[RECORDS SUPPLIED]

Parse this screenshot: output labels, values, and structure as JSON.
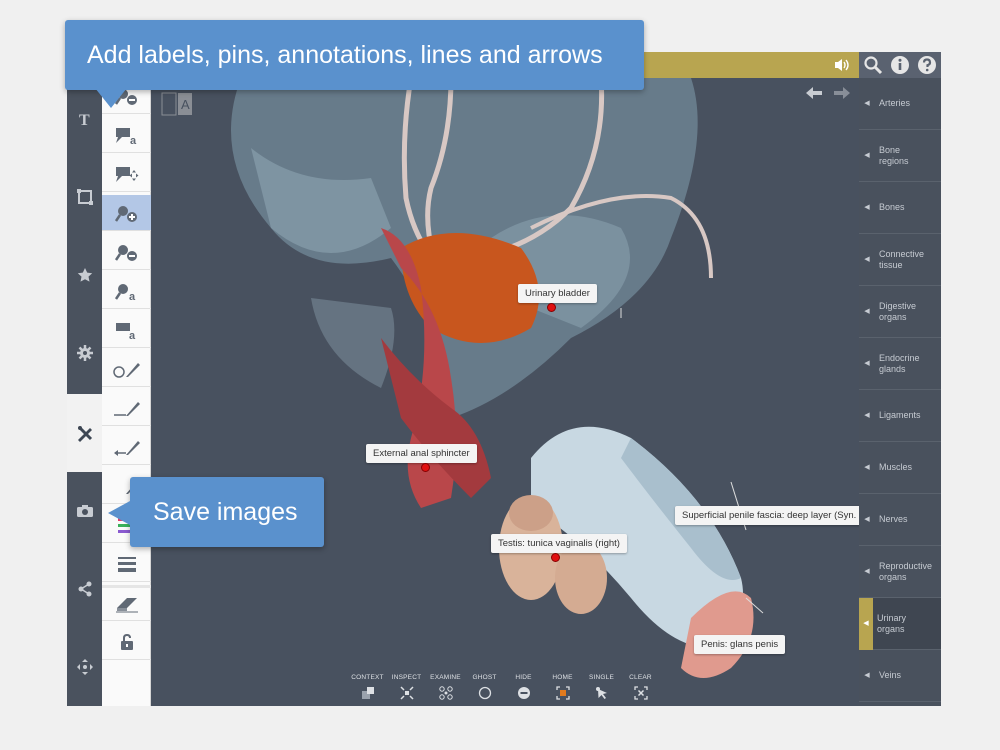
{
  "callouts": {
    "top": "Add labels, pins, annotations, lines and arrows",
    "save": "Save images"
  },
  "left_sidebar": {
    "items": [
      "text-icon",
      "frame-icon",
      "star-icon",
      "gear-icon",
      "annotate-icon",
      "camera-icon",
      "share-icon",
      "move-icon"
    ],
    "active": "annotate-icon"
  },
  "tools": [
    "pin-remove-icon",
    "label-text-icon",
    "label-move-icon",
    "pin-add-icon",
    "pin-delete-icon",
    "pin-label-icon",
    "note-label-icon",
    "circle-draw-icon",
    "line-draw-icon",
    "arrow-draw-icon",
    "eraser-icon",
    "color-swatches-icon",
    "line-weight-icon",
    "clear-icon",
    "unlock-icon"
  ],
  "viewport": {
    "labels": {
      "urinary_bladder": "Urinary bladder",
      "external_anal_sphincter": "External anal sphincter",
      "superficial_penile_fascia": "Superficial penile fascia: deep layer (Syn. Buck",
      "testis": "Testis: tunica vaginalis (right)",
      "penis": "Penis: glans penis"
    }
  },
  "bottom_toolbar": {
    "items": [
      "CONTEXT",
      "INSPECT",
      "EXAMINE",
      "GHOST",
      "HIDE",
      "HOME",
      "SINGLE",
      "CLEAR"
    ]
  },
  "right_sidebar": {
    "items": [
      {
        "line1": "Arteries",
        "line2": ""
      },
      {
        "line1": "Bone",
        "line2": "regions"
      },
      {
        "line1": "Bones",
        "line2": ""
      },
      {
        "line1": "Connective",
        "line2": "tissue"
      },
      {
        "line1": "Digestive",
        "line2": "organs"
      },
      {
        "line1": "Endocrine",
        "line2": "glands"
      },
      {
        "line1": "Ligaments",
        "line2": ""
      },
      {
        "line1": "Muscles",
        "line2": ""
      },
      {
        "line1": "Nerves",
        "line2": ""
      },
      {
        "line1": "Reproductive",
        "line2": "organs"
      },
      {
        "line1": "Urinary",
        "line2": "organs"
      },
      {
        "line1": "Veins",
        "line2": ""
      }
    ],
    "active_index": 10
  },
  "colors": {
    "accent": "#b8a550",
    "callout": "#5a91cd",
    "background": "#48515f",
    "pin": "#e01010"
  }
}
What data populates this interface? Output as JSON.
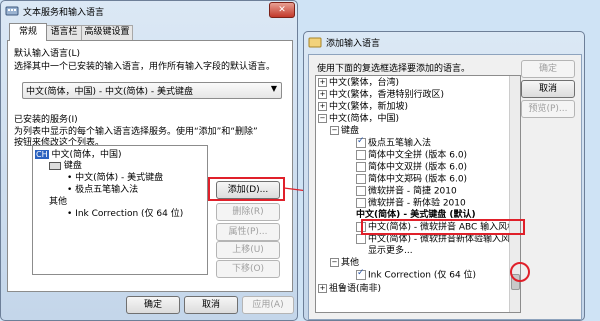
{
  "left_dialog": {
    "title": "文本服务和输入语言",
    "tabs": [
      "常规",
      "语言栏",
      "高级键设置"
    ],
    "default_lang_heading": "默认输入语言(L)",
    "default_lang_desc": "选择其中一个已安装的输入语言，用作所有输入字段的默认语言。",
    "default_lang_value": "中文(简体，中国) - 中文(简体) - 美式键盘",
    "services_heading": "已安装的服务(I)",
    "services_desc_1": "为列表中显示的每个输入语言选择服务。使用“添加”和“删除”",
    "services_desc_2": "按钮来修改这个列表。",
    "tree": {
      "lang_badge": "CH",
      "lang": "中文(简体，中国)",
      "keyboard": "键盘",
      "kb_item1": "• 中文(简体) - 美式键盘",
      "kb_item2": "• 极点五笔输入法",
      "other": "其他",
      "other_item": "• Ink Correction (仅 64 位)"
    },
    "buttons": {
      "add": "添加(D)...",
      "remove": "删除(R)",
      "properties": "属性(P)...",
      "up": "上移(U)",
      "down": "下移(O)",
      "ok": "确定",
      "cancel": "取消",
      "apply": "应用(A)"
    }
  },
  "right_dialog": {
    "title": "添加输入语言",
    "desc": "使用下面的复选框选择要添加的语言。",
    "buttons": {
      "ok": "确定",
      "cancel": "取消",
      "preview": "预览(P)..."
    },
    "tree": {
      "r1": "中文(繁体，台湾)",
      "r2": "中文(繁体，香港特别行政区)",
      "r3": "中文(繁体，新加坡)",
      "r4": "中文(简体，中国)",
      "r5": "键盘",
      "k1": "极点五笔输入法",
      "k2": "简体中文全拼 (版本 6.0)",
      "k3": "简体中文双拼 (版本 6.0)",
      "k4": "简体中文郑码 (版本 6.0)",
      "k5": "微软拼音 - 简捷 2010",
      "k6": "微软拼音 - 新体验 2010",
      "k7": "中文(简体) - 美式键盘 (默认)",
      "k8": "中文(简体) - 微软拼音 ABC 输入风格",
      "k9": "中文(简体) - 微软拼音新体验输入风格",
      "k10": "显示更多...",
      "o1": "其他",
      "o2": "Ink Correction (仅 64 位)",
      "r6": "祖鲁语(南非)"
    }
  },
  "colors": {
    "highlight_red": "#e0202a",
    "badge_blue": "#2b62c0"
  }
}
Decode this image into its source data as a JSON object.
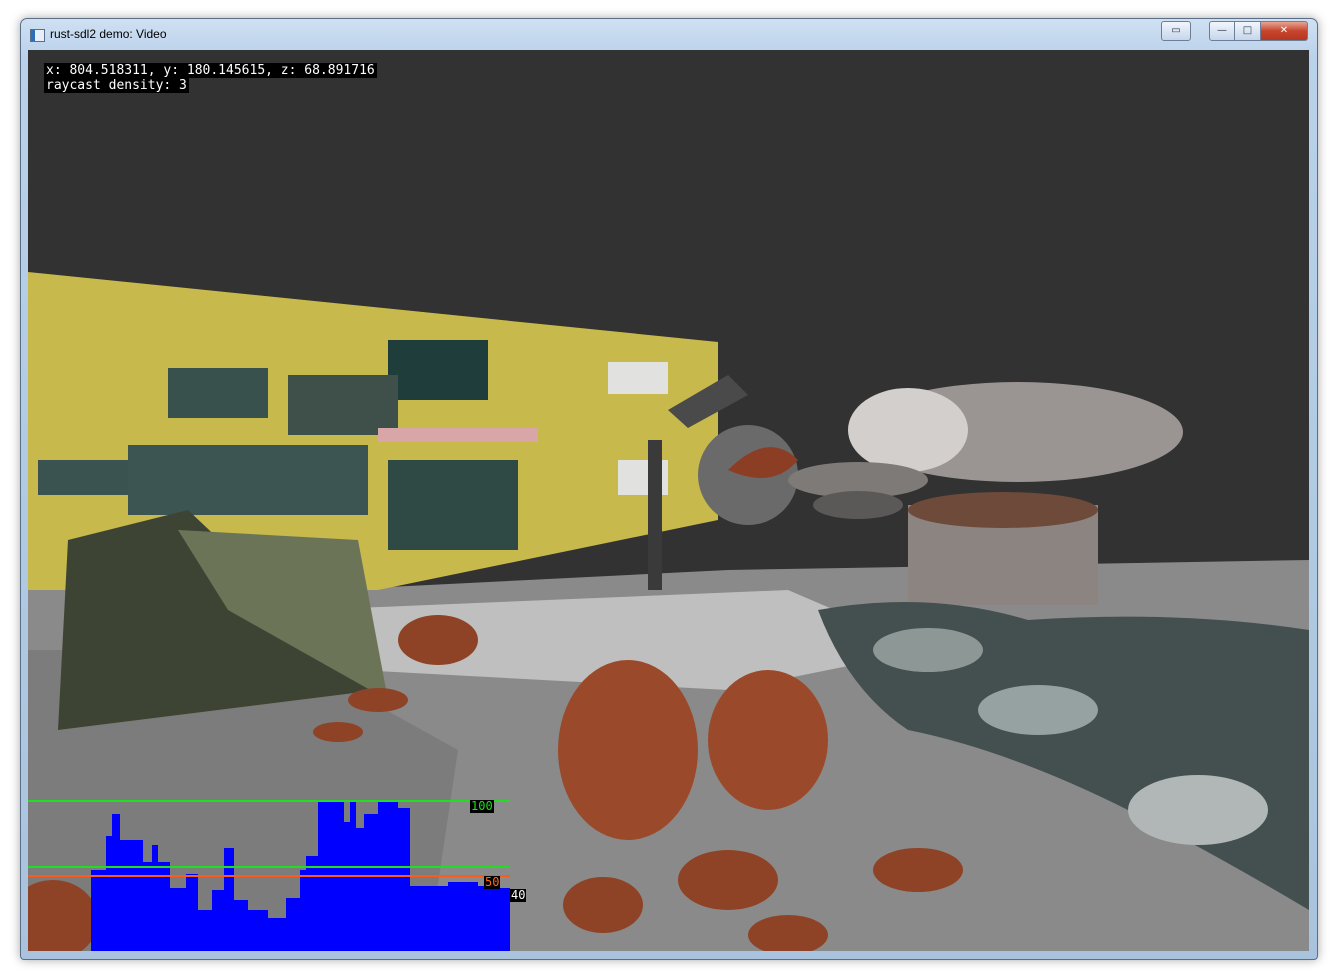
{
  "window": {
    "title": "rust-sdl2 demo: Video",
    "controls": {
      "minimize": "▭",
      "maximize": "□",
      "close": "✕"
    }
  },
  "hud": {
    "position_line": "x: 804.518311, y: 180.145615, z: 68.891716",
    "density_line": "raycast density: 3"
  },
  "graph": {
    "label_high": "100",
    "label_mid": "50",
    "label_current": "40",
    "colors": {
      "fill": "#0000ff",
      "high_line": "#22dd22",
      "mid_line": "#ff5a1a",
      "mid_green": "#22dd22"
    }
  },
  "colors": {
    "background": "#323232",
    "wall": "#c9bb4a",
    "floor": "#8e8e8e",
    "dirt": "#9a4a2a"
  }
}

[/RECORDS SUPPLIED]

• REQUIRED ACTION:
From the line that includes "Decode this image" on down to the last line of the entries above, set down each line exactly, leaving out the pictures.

• ANSWER AREA:
Decode this image into its source data as a JSON object.
{
  "window": {
    "title": "rust-sdl2 demo: Video",
    "controls": {
      "minimize": "▭",
      "maximize": "□",
      "close": "✕"
    }
  },
  "hud": {
    "position_line": "x: 804.518311, y: 180.145615, z: 68.891716",
    "density_line": "raycast density: 3"
  },
  "graph": {
    "label_high": "100",
    "label_mid": "50",
    "label_current": "40",
    "colors": {
      "fill": "#0000ff",
      "high_line": "#22dd22",
      "mid_line": "#ff5a1a",
      "mid_green": "#22dd22"
    }
  },
  "colors": {
    "background": "#323232",
    "wall": "#c9bb4a",
    "floor": "#8e8e8e",
    "dirt": "#9a4a2a"
  }
}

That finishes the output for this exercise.